Hand cream Foot cream
I Glycolic acid, mineral oil, petrolatum Exfoliation and moisturization by “occlusives” to both smooth and soften skin Exfoliation and moisturization by “occlusives” to both smooth and soften skin
I Glycerin, shea butter, almond oil, olive oil Moisturization of hands and softening of cuticles Moisturizes, soothes, and protects dry, cracked, and callused heels
III Caprylic/capric triglycerides, glycerin, sunflower oil, olive oil, almond oil Moisturization of hands, nails, and cuticles Soothes and heals severely dry, cracked heels
IV Beeswax, sweet almond oil Moisturizes and softens dry skin Prevents and heals cracked heels, calluses, corns, blisters
V Lanolin, allantoin, glycerin, sunscreens: avobenzone, octinoxate Moisturizes skin and helps treat the signs of aging

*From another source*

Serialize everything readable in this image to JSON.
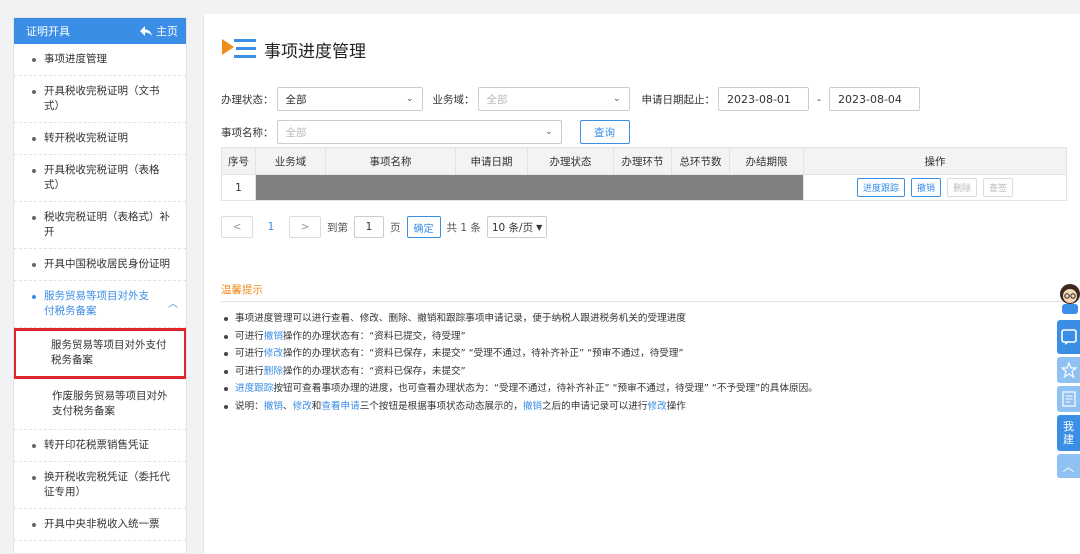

VI Glycerin, petrolatum, dimethicone, mineral oil Helps form a protective moisture barrier; heals and protects dry hands with 24‐hour moisturization